REQUIREMENT:
Scan the records below for the string "icon" and return every line where it appears.

[[ PROVIDED ENTRIES, beginning ]]

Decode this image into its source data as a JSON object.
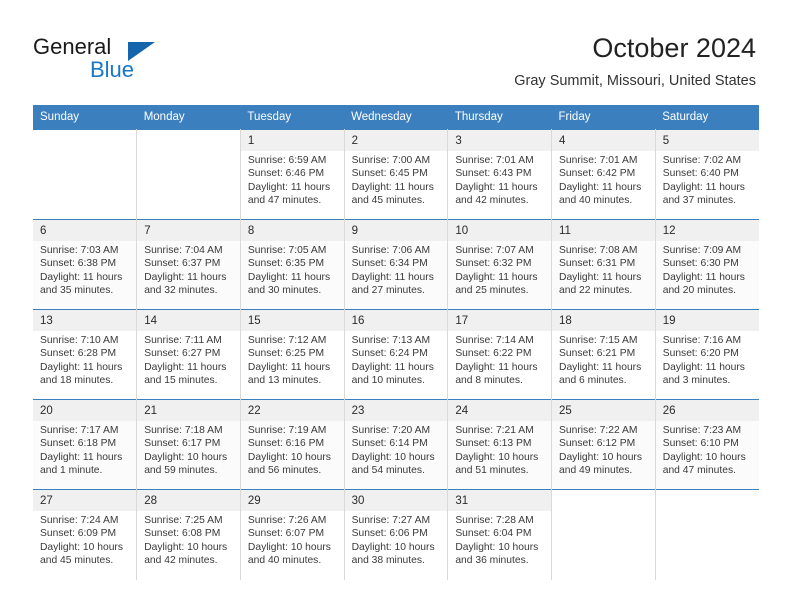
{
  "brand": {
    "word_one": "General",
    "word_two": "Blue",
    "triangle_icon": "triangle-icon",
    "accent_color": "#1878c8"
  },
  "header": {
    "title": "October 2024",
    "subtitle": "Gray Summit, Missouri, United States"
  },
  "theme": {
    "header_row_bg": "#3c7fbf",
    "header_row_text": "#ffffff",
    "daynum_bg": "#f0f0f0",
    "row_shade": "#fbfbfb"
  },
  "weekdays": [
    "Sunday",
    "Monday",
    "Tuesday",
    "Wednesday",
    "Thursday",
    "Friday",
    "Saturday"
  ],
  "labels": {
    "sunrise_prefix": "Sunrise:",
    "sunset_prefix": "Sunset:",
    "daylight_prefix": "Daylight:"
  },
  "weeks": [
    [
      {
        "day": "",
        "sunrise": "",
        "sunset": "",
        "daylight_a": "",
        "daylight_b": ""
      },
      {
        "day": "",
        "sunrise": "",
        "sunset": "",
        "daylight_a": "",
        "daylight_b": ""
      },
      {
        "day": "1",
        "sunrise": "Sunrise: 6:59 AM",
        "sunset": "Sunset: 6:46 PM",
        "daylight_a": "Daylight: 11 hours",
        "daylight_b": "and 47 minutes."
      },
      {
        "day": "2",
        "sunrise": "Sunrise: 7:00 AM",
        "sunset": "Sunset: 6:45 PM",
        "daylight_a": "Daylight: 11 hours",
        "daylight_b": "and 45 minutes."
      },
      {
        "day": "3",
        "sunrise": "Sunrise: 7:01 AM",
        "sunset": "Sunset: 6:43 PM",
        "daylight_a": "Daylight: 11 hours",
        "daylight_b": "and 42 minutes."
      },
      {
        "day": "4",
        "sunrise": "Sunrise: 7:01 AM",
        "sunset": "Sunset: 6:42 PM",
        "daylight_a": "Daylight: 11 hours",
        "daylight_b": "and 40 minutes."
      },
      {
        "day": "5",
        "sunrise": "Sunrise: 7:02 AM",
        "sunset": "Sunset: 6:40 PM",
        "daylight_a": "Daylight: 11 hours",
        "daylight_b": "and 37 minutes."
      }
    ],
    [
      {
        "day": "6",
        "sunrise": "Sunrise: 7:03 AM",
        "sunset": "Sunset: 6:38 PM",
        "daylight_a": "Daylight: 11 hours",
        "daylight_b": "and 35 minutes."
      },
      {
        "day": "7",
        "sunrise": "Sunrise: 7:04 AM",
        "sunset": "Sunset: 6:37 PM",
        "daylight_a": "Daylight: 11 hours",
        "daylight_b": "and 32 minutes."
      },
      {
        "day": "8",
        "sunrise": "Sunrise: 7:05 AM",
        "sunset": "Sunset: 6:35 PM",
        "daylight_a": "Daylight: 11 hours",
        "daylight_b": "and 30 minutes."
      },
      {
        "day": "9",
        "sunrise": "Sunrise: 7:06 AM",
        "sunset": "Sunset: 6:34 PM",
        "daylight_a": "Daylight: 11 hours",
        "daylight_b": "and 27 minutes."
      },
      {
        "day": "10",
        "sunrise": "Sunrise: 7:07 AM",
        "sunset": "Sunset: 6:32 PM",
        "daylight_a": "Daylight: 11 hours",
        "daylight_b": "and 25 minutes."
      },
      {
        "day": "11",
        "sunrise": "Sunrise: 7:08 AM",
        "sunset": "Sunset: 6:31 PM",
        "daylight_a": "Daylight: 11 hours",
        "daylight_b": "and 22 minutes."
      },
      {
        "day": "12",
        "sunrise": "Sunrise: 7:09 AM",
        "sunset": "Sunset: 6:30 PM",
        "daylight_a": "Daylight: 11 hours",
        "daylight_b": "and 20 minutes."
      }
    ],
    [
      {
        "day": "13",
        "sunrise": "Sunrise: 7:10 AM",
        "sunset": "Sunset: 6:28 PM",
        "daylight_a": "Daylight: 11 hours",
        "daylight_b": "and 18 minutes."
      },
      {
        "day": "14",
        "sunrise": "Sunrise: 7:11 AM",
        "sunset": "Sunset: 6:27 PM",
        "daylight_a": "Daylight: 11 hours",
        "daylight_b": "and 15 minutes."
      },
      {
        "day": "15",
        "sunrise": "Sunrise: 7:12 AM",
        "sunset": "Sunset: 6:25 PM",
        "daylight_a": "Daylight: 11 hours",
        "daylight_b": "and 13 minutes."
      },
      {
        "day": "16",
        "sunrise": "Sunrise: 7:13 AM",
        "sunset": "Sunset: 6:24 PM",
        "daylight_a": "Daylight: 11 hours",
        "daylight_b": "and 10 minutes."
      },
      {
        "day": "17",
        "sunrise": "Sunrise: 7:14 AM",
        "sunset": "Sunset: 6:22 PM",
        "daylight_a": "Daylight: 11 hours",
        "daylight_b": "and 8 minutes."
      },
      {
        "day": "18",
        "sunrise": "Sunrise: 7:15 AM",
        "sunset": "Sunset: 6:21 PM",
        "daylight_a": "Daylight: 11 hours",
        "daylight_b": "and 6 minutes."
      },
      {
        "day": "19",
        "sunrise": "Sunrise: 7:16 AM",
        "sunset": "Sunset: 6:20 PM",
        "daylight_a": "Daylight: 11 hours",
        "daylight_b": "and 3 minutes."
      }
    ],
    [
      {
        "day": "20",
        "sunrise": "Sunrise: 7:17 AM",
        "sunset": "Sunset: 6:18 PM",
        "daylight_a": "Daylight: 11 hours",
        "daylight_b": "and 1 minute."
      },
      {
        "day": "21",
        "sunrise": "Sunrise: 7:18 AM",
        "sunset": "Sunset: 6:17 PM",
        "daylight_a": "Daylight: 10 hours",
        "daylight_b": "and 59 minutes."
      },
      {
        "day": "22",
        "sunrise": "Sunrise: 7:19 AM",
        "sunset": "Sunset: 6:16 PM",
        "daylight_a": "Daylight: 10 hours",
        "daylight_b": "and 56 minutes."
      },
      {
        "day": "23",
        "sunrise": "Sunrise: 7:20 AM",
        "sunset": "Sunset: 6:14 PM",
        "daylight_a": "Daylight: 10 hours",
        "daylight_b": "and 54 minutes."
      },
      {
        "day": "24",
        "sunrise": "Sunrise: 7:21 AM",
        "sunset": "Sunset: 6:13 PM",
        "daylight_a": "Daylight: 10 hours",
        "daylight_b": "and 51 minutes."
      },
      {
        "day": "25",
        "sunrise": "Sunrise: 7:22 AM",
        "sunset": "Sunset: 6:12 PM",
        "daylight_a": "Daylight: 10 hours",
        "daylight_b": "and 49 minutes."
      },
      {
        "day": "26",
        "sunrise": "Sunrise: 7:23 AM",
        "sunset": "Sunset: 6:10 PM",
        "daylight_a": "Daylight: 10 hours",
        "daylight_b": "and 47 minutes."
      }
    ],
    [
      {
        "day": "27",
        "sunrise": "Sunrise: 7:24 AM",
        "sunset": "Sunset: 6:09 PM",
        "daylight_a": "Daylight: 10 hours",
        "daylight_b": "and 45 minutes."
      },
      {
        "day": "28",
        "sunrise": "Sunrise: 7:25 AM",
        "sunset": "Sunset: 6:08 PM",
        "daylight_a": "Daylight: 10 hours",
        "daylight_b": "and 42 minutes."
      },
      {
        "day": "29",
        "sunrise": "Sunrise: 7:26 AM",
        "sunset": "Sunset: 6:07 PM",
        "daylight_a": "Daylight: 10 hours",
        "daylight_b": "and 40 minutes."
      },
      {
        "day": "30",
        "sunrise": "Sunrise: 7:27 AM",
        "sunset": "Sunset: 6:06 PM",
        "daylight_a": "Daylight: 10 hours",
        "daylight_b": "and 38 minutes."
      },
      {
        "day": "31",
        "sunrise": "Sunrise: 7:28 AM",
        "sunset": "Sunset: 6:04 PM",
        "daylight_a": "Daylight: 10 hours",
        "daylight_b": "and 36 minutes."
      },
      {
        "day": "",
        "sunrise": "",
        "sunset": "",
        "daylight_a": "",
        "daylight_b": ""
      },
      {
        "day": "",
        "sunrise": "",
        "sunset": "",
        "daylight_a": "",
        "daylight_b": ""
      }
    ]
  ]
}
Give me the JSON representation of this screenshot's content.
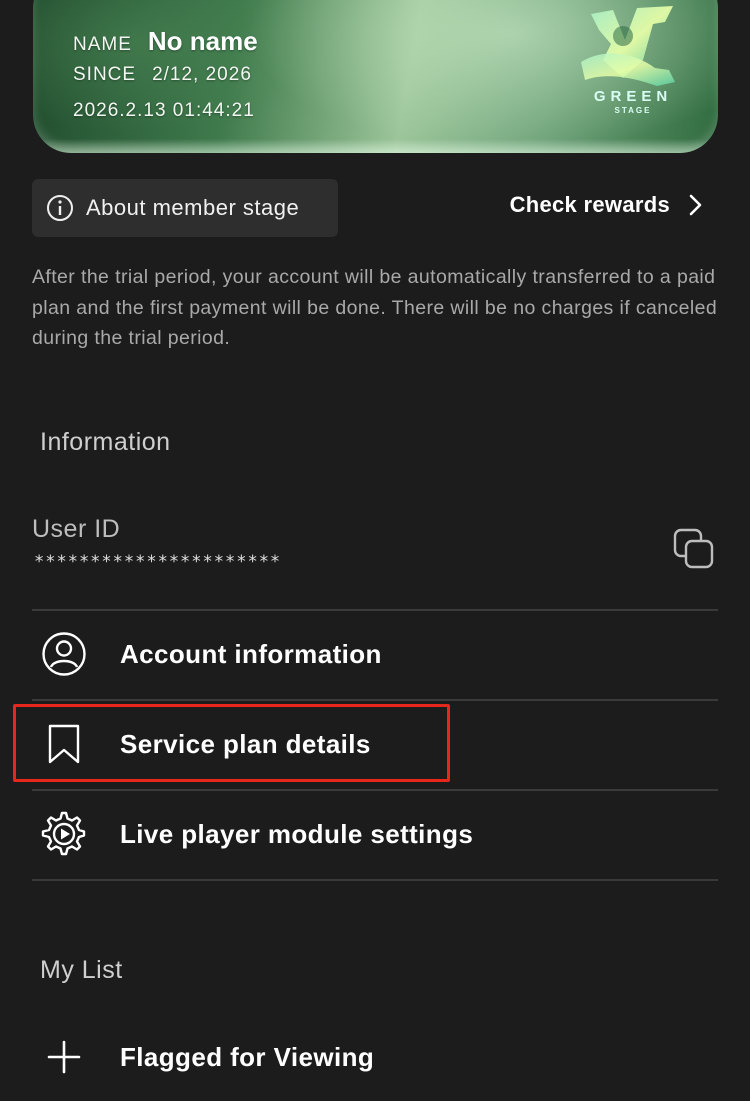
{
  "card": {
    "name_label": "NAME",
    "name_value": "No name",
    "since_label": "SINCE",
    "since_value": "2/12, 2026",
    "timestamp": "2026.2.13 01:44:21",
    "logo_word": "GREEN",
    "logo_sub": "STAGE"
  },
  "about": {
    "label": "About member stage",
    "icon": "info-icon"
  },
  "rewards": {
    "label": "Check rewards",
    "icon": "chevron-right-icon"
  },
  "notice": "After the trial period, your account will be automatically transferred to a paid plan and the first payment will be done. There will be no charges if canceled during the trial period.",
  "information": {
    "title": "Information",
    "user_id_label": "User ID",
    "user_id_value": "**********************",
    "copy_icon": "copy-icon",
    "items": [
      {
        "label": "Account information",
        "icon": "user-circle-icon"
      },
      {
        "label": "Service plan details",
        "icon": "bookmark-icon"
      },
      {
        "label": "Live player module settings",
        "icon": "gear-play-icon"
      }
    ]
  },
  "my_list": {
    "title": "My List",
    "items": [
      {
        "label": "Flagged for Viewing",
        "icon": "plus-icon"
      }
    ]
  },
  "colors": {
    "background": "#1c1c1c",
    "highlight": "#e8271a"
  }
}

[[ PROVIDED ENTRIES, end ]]

SOLUTION FOR THIS TASK:
    "triangle_icon": "triangle-icon",
    "icon": "info-icon"
    "icon": "chevron-right-icon"
    "copy_icon": "copy-icon",
        "icon": "user-circle-icon"
        "icon": "bookmark-icon"
        "icon": "gear-play-icon"
        "icon": "plus-icon"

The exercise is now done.